[Records drawn from a dataset]

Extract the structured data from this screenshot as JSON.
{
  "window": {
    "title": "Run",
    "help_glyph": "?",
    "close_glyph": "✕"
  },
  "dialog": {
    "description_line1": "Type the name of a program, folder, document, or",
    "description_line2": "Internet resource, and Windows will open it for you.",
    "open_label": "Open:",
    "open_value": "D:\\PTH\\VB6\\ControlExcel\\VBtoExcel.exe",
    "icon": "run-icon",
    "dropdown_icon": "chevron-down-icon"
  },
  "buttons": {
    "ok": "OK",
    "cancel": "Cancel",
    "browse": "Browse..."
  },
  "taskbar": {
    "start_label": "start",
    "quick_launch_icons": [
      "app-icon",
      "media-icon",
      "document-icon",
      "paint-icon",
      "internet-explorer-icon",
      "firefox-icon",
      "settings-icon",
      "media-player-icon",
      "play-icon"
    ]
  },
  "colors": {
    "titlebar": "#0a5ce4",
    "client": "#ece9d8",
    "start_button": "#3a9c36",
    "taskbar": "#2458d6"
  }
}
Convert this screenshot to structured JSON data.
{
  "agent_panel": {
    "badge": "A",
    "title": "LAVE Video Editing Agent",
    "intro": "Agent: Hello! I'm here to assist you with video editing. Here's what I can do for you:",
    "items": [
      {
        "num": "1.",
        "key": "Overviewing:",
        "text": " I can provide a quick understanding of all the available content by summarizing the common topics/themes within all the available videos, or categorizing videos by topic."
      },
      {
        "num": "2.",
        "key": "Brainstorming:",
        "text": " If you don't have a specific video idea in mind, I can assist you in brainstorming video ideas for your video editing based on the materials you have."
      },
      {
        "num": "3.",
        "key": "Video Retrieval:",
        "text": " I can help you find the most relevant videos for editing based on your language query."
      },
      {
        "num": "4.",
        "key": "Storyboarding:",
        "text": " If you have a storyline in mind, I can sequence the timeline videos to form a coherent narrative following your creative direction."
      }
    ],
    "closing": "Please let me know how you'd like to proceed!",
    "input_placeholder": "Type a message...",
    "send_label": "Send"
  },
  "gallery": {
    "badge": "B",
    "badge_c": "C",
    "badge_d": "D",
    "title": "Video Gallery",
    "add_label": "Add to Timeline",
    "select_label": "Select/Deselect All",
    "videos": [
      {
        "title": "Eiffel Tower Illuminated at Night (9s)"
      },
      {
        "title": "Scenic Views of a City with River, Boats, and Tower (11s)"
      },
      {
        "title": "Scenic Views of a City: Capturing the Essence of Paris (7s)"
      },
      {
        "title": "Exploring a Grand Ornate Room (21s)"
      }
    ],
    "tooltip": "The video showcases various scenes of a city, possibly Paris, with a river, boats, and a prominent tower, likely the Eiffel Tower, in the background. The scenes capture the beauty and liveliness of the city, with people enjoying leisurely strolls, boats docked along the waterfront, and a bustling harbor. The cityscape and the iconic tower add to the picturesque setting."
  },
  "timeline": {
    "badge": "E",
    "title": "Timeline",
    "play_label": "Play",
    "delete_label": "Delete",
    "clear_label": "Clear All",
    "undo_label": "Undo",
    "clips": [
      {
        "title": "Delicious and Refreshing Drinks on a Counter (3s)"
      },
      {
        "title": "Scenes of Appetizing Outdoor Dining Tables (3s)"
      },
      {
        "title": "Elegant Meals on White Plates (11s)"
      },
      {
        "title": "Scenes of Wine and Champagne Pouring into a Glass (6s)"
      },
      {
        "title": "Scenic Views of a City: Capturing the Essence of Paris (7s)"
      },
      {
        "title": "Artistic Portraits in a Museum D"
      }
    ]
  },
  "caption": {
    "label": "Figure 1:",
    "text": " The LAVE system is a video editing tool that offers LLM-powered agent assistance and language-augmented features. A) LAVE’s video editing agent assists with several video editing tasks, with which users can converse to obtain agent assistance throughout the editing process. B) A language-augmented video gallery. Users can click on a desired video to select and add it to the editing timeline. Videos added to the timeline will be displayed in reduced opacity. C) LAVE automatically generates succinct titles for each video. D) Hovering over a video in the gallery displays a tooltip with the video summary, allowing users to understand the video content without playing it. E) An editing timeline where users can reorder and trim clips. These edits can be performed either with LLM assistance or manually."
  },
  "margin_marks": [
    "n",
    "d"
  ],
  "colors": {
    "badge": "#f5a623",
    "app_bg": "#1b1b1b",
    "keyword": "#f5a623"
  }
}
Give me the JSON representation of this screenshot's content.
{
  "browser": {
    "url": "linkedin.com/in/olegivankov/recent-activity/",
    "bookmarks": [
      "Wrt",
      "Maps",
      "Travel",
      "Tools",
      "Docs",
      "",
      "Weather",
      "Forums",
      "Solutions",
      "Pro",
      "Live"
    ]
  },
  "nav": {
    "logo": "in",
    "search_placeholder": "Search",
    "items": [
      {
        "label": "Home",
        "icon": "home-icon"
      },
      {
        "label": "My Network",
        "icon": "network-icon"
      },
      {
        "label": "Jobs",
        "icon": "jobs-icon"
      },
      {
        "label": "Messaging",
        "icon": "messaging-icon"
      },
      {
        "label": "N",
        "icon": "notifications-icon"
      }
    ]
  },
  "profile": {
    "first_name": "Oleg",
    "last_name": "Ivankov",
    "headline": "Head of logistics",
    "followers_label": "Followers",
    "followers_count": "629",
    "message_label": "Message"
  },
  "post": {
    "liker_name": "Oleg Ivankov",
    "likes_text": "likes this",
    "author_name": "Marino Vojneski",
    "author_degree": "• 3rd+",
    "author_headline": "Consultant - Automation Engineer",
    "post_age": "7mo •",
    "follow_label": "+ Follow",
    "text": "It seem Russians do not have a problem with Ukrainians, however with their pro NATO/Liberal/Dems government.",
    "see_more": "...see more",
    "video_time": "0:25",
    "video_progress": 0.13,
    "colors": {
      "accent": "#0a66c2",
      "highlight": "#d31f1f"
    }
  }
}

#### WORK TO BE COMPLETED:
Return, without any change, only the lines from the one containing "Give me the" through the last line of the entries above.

#### OUTPUT FOR THIS EXERCISE:
Give me the JSON representation of this screenshot's content.
{
  "browser": {
    "url": "linkedin.com/in/olegivankov/recent-activity/",
    "bookmarks": [
      "Wrt",
      "Maps",
      "Travel",
      "Tools",
      "Docs",
      "",
      "Weather",
      "Forums",
      "Solutions",
      "Pro",
      "Live"
    ]
  },
  "nav": {
    "logo": "in",
    "search_placeholder": "Search",
    "items": [
      {
        "label": "Home",
        "icon": "home-icon"
      },
      {
        "label": "My Network",
        "icon": "network-icon"
      },
      {
        "label": "Jobs",
        "icon": "jobs-icon"
      },
      {
        "label": "Messaging",
        "icon": "messaging-icon"
      },
      {
        "label": "N",
        "icon": "notifications-icon"
      }
    ]
  },
  "profile": {
    "first_name": "Oleg",
    "last_name": "Ivankov",
    "headline": "Head of logistics",
    "followers_label": "Followers",
    "followers_count": "629",
    "message_label": "Message"
  },
  "post": {
    "liker_name": "Oleg Ivankov",
    "likes_text": "likes this",
    "author_name": "Marino Vojneski",
    "author_degree": "• 3rd+",
    "author_headline": "Consultant - Automation Engineer",
    "post_age": "7mo •",
    "follow_label": "+ Follow",
    "text": "It seem Russians do not have a problem with Ukrainians, however with their pro NATO/Liberal/Dems government.",
    "see_more": "...see more",
    "video_time": "0:25",
    "video_progress": 0.13,
    "colors": {
      "accent": "#0a66c2",
      "highlight": "#d31f1f"
    }
  }
}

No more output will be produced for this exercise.